Stored dataset items:

-=-=-

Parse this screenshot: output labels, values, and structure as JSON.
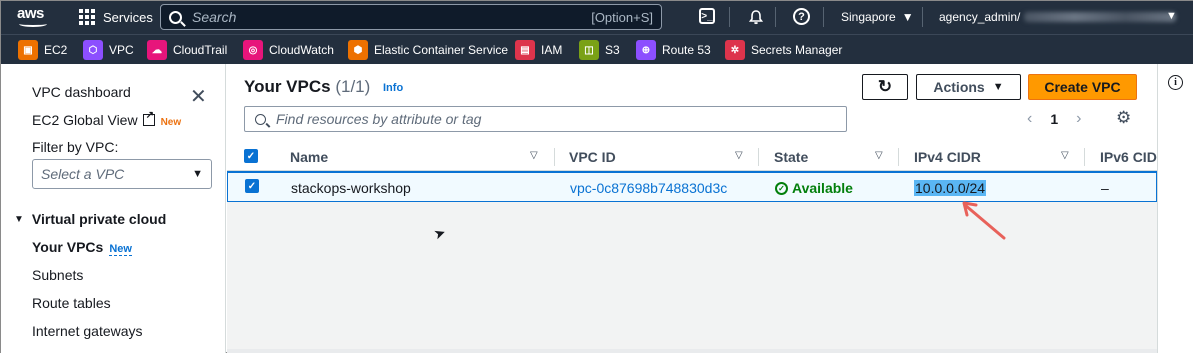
{
  "topnav": {
    "logo_text": "aws",
    "services_label": "Services",
    "search_placeholder": "Search",
    "search_shortcut": "[Option+S]",
    "cloudshell_glyph": ">_",
    "help_glyph": "?",
    "region": "Singapore",
    "account": "agency_admin/"
  },
  "favorites": [
    {
      "label": "EC2",
      "icon": "ec2-icon",
      "color": "#ed7100",
      "glyph": "▣"
    },
    {
      "label": "VPC",
      "icon": "vpc-icon",
      "color": "#8c4fff",
      "glyph": "⬡"
    },
    {
      "label": "CloudTrail",
      "icon": "cloudtrail-icon",
      "color": "#e7157b",
      "glyph": "☁"
    },
    {
      "label": "CloudWatch",
      "icon": "cloudwatch-icon",
      "color": "#e7157b",
      "glyph": "◎"
    },
    {
      "label": "Elastic Container Service",
      "icon": "ecs-icon",
      "color": "#ed7100",
      "glyph": "⬢"
    },
    {
      "label": "IAM",
      "icon": "iam-icon",
      "color": "#dd344c",
      "glyph": "▤"
    },
    {
      "label": "S3",
      "icon": "s3-icon",
      "color": "#7aa116",
      "glyph": "◫"
    },
    {
      "label": "Route 53",
      "icon": "route53-icon",
      "color": "#8c4fff",
      "glyph": "⊕"
    },
    {
      "label": "Secrets Manager",
      "icon": "secrets-manager-icon",
      "color": "#dd344c",
      "glyph": "✲"
    }
  ],
  "sidebar": {
    "dashboard": "VPC dashboard",
    "global_view": "EC2 Global View",
    "global_view_badge": "New",
    "filter_label": "Filter by VPC:",
    "filter_placeholder": "Select a VPC",
    "section": "Virtual private cloud",
    "items": [
      {
        "label": "Your VPCs",
        "badge": "New",
        "active": true
      },
      {
        "label": "Subnets"
      },
      {
        "label": "Route tables"
      },
      {
        "label": "Internet gateways"
      }
    ]
  },
  "main": {
    "title": "Your VPCs",
    "count": "(1/1)",
    "info": "Info",
    "refresh_glyph": "↻",
    "actions_label": "Actions",
    "create_label": "Create VPC",
    "search_placeholder": "Find resources by attribute or tag",
    "page": "1",
    "columns": [
      "Name",
      "VPC ID",
      "State",
      "IPv4 CIDR",
      "IPv6 CIDR"
    ],
    "rows": [
      {
        "name": "stackops-workshop",
        "vpc_id": "vpc-0c87698b748830d3c",
        "state": "Available",
        "ipv4_cidr": "10.0.0.0/24",
        "ipv6_cidr": "–",
        "selected": true
      }
    ]
  },
  "colors": {
    "nav_bg": "#232f3e",
    "primary_button": "#ff9900",
    "link": "#0972d3",
    "success": "#037f0c",
    "selection_highlight": "#5ab6f4",
    "annotation_arrow": "#e8615a"
  }
}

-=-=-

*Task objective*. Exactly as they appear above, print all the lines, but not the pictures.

*Output of the exercise*.
Parse this screenshot: output labels, values, and structure as JSON.
{
  "topnav": {
    "logo_text": "aws",
    "services_label": "Services",
    "search_placeholder": "Search",
    "search_shortcut": "[Option+S]",
    "cloudshell_glyph": ">_",
    "help_glyph": "?",
    "region": "Singapore",
    "account": "agency_admin/"
  },
  "favorites": [
    {
      "label": "EC2",
      "icon": "ec2-icon",
      "color": "#ed7100",
      "glyph": "▣"
    },
    {
      "label": "VPC",
      "icon": "vpc-icon",
      "color": "#8c4fff",
      "glyph": "⬡"
    },
    {
      "label": "CloudTrail",
      "icon": "cloudtrail-icon",
      "color": "#e7157b",
      "glyph": "☁"
    },
    {
      "label": "CloudWatch",
      "icon": "cloudwatch-icon",
      "color": "#e7157b",
      "glyph": "◎"
    },
    {
      "label": "Elastic Container Service",
      "icon": "ecs-icon",
      "color": "#ed7100",
      "glyph": "⬢"
    },
    {
      "label": "IAM",
      "icon": "iam-icon",
      "color": "#dd344c",
      "glyph": "▤"
    },
    {
      "label": "S3",
      "icon": "s3-icon",
      "color": "#7aa116",
      "glyph": "◫"
    },
    {
      "label": "Route 53",
      "icon": "route53-icon",
      "color": "#8c4fff",
      "glyph": "⊕"
    },
    {
      "label": "Secrets Manager",
      "icon": "secrets-manager-icon",
      "color": "#dd344c",
      "glyph": "✲"
    }
  ],
  "sidebar": {
    "dashboard": "VPC dashboard",
    "global_view": "EC2 Global View",
    "global_view_badge": "New",
    "filter_label": "Filter by VPC:",
    "filter_placeholder": "Select a VPC",
    "section": "Virtual private cloud",
    "items": [
      {
        "label": "Your VPCs",
        "badge": "New",
        "active": true
      },
      {
        "label": "Subnets"
      },
      {
        "label": "Route tables"
      },
      {
        "label": "Internet gateways"
      }
    ]
  },
  "main": {
    "title": "Your VPCs",
    "count": "(1/1)",
    "info": "Info",
    "refresh_glyph": "↻",
    "actions_label": "Actions",
    "create_label": "Create VPC",
    "search_placeholder": "Find resources by attribute or tag",
    "page": "1",
    "columns": [
      "Name",
      "VPC ID",
      "State",
      "IPv4 CIDR",
      "IPv6 CIDR"
    ],
    "rows": [
      {
        "name": "stackops-workshop",
        "vpc_id": "vpc-0c87698b748830d3c",
        "state": "Available",
        "ipv4_cidr": "10.0.0.0/24",
        "ipv6_cidr": "–",
        "selected": true
      }
    ]
  },
  "colors": {
    "nav_bg": "#232f3e",
    "primary_button": "#ff9900",
    "link": "#0972d3",
    "success": "#037f0c",
    "selection_highlight": "#5ab6f4",
    "annotation_arrow": "#e8615a"
  }
}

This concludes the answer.